Do you bleed? Do you pee? If you answer yes to both of those
questions, then there is a lot a life insurance company can find
out about your health and life expectancy. Using blood and urine
tests, insurers can determine if you are prone to diabetes,
alcoholism, high cholesterol, hypertension, heart disease and many
other life-threatening ailments.
buy life insurance
, you're often required to undergo a medical exam for life
insurance underwriting purposes. Underwriting a life insurance
policy is a lot like placing a bet. Instead of gambling on picking
the fastest horse or choosing the winning jackpot numbers, insurers
figure out the odds of how many days you have left on Earth.
Life insurance companies conduct medical tests on prospective
policyholders, analyze their results, compare them to their
proprietary morbidity data and decide whether it makes business
sense to insure them or not and how much to charge. Check out
the most expensive medical conditions for life
For underwritten term life or whole life insurance policies,
applicants must submit to blood and urine samples, regardless of
their age. Insurers also measure height, weight, blood pressure and
pulse rate. They also routinely screen for elevated blood sugar
levels, abnormal liver and kidney functions, HIV, cocaine and
cotinine, which indicates tobacco use.
A window into your life
In some ways, medical professionals and the
industry are trying to reach the same conclusions, but for
different purposes. Doctors use medical tests to help them make
diagnoses in order to provide treatments. And insurance companies
use many of the same tests to help them determine life
"The most common conditions we see mirror the most common
diseases and causes of death in the U.S.A.: heart disease, cancer
and diabetes," says Dave Redpath, assistant vice president and

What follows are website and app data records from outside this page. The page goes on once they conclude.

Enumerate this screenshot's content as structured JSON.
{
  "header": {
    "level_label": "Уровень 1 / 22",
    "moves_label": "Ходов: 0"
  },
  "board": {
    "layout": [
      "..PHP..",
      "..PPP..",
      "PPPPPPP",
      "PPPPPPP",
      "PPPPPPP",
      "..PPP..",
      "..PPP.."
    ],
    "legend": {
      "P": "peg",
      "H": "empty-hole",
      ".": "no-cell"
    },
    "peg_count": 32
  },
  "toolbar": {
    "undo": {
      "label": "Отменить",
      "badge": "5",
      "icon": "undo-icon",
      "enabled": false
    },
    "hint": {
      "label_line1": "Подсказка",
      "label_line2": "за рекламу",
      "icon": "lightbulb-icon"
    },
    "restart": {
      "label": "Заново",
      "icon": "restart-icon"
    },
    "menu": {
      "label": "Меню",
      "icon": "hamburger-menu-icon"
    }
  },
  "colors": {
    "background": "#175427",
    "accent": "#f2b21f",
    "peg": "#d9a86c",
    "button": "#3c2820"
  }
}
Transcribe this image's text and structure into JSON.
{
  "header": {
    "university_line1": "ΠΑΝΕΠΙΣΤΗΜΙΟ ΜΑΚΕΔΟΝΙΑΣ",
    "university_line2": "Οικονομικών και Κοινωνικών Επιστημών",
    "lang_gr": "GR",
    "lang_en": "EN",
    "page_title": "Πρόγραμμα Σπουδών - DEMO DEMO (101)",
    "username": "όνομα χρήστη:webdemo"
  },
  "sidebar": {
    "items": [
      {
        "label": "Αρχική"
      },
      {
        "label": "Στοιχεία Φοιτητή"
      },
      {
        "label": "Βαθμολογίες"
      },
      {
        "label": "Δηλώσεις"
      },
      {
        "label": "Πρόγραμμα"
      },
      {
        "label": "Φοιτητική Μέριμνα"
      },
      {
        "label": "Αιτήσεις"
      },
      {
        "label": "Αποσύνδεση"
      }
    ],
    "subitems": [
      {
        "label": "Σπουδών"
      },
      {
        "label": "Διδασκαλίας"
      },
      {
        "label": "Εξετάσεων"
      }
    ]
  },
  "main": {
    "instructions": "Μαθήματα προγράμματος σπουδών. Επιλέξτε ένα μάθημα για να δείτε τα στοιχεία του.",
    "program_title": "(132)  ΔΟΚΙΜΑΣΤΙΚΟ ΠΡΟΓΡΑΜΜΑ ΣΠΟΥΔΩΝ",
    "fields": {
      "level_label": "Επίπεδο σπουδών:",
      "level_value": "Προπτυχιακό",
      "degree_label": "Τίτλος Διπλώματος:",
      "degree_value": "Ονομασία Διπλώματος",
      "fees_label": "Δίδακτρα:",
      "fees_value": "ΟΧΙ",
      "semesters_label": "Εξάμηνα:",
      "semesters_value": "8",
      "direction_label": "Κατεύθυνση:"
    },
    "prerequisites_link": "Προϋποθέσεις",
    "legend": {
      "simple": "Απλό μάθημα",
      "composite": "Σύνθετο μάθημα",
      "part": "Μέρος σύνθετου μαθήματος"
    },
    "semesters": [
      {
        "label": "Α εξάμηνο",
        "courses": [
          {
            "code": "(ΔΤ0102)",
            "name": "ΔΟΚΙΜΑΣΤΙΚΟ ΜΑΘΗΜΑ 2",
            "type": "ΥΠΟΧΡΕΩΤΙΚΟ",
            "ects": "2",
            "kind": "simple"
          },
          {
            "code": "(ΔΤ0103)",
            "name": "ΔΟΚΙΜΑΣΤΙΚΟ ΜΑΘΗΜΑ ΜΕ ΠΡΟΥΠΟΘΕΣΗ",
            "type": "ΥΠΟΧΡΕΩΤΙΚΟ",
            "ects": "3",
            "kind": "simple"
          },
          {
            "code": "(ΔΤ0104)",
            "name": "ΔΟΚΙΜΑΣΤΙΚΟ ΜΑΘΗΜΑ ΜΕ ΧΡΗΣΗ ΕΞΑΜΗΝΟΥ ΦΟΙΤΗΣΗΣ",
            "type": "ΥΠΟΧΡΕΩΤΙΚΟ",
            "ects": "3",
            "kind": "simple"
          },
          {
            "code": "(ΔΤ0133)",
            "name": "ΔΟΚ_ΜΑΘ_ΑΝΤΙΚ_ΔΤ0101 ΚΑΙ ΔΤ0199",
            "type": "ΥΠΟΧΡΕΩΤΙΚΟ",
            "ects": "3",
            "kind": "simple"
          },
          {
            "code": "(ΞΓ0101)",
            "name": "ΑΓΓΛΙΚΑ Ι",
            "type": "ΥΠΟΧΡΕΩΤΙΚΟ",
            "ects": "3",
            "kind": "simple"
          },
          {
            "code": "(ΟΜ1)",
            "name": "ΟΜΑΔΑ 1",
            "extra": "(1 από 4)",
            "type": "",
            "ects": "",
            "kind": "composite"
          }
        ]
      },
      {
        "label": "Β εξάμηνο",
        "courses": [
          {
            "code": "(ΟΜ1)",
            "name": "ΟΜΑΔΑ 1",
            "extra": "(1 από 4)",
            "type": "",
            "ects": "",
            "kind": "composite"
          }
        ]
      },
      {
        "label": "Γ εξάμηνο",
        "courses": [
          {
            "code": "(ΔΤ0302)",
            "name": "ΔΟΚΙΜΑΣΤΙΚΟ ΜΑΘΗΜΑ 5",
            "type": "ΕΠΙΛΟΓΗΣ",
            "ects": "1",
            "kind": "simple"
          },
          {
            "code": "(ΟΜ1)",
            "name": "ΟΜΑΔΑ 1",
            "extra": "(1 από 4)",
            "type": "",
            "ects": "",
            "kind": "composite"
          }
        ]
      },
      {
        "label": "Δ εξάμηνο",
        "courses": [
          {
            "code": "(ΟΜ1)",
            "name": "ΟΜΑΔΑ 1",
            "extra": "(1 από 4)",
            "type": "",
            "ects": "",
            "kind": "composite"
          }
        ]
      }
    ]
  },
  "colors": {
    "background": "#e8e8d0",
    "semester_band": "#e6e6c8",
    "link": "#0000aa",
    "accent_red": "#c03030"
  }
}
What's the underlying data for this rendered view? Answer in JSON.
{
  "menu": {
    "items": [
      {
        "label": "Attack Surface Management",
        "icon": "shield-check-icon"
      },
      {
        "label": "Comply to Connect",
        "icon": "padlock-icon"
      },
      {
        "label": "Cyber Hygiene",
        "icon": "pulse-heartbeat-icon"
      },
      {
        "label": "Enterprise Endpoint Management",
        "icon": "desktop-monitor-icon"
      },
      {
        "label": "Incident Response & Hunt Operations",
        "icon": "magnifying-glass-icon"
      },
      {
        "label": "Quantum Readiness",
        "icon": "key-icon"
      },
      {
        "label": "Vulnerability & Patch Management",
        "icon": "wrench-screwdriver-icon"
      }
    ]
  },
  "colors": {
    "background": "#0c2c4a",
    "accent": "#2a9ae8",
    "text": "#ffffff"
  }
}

director of underwriting at Hartford Life in Simsbury, Conn.
You will not have to undergo a medical exam if you have life
insurance through your employer or if you buy a simplified issue or
guaranteed issue life insurance policy. Life insurers usually
charge more for these policies, assuming you do not want to divulge
a potential health risk. Insurers require medical exams and tests
insurance policies. If you are younger and/or relatively healthy,
you will likely get much lower insurance life insurance rates by
buying the underwritten policy.
Insurance companies hire paramedical professionals to conduct
the exams and tests. Based on your medical records and test
results, underwriters determine the health risk and the premium.
Underwriters may review your medical records to get a more complete
assessment. They may also consult staff physicians before making a
"If an underwriter needs a medical consultation, we have the
ability to get one," says Kelli Eddy, head of ING U.S. Insurance
Life Underwriting in Denver.
If you are older and you want a high level of insurance
coverage, you may have to undergo additional tests, including an
electrocardiogram and a treadmill stress test. Eddy says insurers
will require an EKG generally for applicants who are 50 or older
and applying for a policy worth up to $10 million. For applications
exceeding $10 million, many insurers will require a treadmill EKG
test, she says.
Most life insurers also conduct a Prostate Specific Antigen
(PSA) test on male applicants over age 50. Hartford Life's Redpath
points out that the 95 percent of prostate cancer occurs in males
50 years and older.
Life insurance companies
do not routinely test for other forms of cancer. Most cancers are
aggressive and are hard to detect in the early stages. In most
cases, Eddy says, insurers review the results of recommended
screening tests done by the applicant's physician, such as
mammograms and colonoscopies.
Insurance lab work is usually not helpful in evaluating cancer.
In some cases, however, ING will request a CEA (carcinoembryonic
antigen) test, which can be a marker for recurrence of certain
cancers. "Cancer detection and diagnosis require extensive workups,
which the insurance company would review in the attending
physician's statement," Eddy says.
New tests make for more accurate life insurance rates
In the last few years, life insurers have adopted new tests,
Eddy says. Underwriters now use glycohemoglobin tests to evaluate
high blood sugar and diabetes. Glucose levels can change on a daily
basis due to diet and exercise. Glycohemoglobin levels, on the
other hand, measure average glucose over several months, which
gives the underwriters a more accurate picture of the individual's
health. In some cases, the insurer will order proBNP tests to help
assess heart function. Some insurers will also order a high
sensitivity C-reactive protein (HSCRP) test to determine if the
applicant has inflammation in his arteries, which may make
him more susceptible to heart attacks and strokes.
"New tests provide doctors and insurers with information not
available before," says Phil Margolis, a spokesperson for ING in
Although an applicant's DNA could provide information about some
medical conditions, Eddy says insurers do not order genetic testing
as part of the underwriting process. "Many of the states have come
out loud and clear that insurance carriers should not do genetic
testing," she says.
Eddy says that U.S. life insurers have a limited period of time
- usually two years - in which it's possible to contest a claim or
rescind a policy due to a material misrepresentation (significant
false information) on the application. "This doesn't apply to most
people; our applicants generally provide accurate and complete
information in order to obtain life insurance," she says.